Crew & Mission

(STS042-S-002) - STS-42 Discovery, Orbiter Vehicle (OV) 103, International Microgravity Laboratory 1 (IML-1) official crew portrait shows crewmembers, wearing launch and entry suits, backdropped against a space shuttle orbiter launch scene. From left to right are Pilot Stephen S. Oswald, Payload Specialist Roberta L. Bondar, Mission Specialist (MS) Norman E. Thagard, Commander Ronald J. Grabe, MS David C. Hilmers, Payload Specialist Ulf D. Merbold, and MS William F. Readdy. The two payload specialists represent Canada (Bondar) and the European Space Agency (ESA) (Merbold).

The STS-42 portrait was created using a double exposure as the photo below shows. The Photo was taken near the central pond at the Johnson Space Center with a less spectacular background. The Space Shuttle launch was pasted in later. The original photo also includes back-up payload spacealists Ken Money and Roger Crouch.

Thanks to Ed Hengeveld, Spaceflight magazine, November 2003.

The Artwork

(STS042-S-001) - Designed by the crewmembers, the STS- 42 Intemational Microgravity Lab- 1 insignia depicts the orbiter with the Spacelab module aboard. The spacecraft is oriented in a quiescent, tail-to-Earth, gravity-gradient attitude to best support the various microgravity payloads and experiments. The international composition of the crew is depicted by symbols representing Canada and the European Space Agency. The number 42 is represented by six white stars --- four on one side of the orbiter and two on the other. The single gold star above Earth's horizon honors the memory of astronaut Manley L. (Sonny) Carter, who was killed eight months before the flight in a commuter plane crash. A crew spokesperson stated that Carter "...was our crewmate, colleague and friend." Blue letters set against silver give the surnames of the five astronauts and two payload specialists for the flight.

The First Design

The picture on the left shows a detail on Bill Readdy's flightsuit, as seen in December 1998. The suit has two STS-42 patches sewn on top of eachother: the final design showing the name "Hilmers" and the first design showing the name "Carter", as is visible in the computer enhancement just below the picture. In the center is a scan of an STS-42 "Carter patch", as sold on eBay in May 2001. This is a crew evaluation version by AB Emblem (see scan at right), of which probably only 100 or so were produced.

Above the final version of the STS-42 Carter patch, as sold on e-bay in 2006.

Astronaut Bill Readdy tells the story...

..."As you know Sonny was originally assigned to STS-42. He and I designed the patch. (Sonny was always a fan of silver metallic thread on patches). Some patches were made before he was killed and they were given to his family, a few of his close friends and the crew in his memory.
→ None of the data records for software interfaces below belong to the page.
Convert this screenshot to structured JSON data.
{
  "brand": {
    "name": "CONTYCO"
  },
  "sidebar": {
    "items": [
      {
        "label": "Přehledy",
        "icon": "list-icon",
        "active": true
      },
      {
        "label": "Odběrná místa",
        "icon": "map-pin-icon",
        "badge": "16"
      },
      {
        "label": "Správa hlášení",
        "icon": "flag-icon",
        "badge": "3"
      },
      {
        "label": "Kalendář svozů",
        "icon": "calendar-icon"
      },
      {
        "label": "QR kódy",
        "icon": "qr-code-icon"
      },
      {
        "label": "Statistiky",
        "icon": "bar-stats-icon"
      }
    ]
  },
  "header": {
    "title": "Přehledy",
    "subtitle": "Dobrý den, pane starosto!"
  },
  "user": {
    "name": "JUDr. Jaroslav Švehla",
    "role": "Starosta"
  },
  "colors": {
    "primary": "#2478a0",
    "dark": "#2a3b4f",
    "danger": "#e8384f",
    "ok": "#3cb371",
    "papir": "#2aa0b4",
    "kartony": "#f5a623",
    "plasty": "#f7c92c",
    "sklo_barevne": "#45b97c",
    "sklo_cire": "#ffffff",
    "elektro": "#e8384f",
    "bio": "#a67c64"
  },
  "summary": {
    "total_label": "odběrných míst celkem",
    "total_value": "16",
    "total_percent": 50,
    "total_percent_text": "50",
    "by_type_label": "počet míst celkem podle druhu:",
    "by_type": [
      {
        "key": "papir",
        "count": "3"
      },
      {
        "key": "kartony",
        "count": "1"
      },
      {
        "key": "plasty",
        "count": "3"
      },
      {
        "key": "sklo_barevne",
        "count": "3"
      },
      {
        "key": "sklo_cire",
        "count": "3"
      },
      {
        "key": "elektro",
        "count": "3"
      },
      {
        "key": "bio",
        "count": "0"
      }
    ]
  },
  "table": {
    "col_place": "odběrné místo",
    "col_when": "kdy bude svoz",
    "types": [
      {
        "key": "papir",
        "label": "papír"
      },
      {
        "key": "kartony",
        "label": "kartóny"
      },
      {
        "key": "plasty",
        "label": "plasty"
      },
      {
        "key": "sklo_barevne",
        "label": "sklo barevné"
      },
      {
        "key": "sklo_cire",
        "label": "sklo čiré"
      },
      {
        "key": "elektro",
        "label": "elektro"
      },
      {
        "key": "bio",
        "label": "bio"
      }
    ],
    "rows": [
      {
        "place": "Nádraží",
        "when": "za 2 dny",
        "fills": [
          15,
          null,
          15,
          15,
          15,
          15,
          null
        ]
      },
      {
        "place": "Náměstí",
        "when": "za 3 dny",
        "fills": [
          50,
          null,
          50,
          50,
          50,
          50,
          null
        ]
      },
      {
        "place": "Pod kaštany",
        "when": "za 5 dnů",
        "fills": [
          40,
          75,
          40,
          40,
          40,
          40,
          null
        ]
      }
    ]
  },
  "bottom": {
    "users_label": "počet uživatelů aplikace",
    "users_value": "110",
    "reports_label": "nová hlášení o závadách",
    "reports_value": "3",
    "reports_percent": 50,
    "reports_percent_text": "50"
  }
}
The STS-42 patch was then redesigned with Hilmers on it and a gold star representing Sonny just below the IML-1. I don't think any were ever distributed outside"...

Thanks to David Fowler for providing this information

Tribute to Sonny Carter

At 8:23 p.m. CST January 27, 1992, the following tribute to Manley L.
"Sonny" Carter Jr. who died 4/5/91 in a commercial airliner crash,
was read by two members of the crew of STS-42, the mission on
which he was to have flown:

CDR RON GRABE:      The late Captain Manley L. Carter -- or
                    Sonny as we all knew him -- was a member of
                    our crew until his tragic death. The gold star
                    shining brightly on our crew patch represents
                    the way we will always remember Sonny, -- a
                    radiant figure, illuminating everyone who met
                    him with his warmth, charm and love. His
                    multitude of talents and incomparable joy for
                    life will never be forgotten.

MS DAVE HILMERS:    Sonny shared with us the unique experience
                    of glimpsing the splendor of Earth from space.
                    And for a precious few days the exhilaration
                    of being liberated from the bondage of
                    gravity. No one ever returned from a flight
                    with a greater sense of awe and wonder than
                    Sonny.  He was convinced that it was vital
                    for our country and for the generations which
                    will follow us to maintain a manned presence
                    in space. And no one ever worked harder to
                    make a flight a success than Sonny after he
                    was assigned to IML-1. We can only hope that
                    he would have been proud of the way that we
                    have carried on this mission after him.

GRABE:              Houston. Thanks for letting us take this
                    moment to remember Sonny.

CAPCOM RHEA SEDDON: Ron, all of us who knew Sonny echo your
                    sentiments and thank you for those memories of

Collecting STS-42

The Randy Hunt souvenir Carter patch.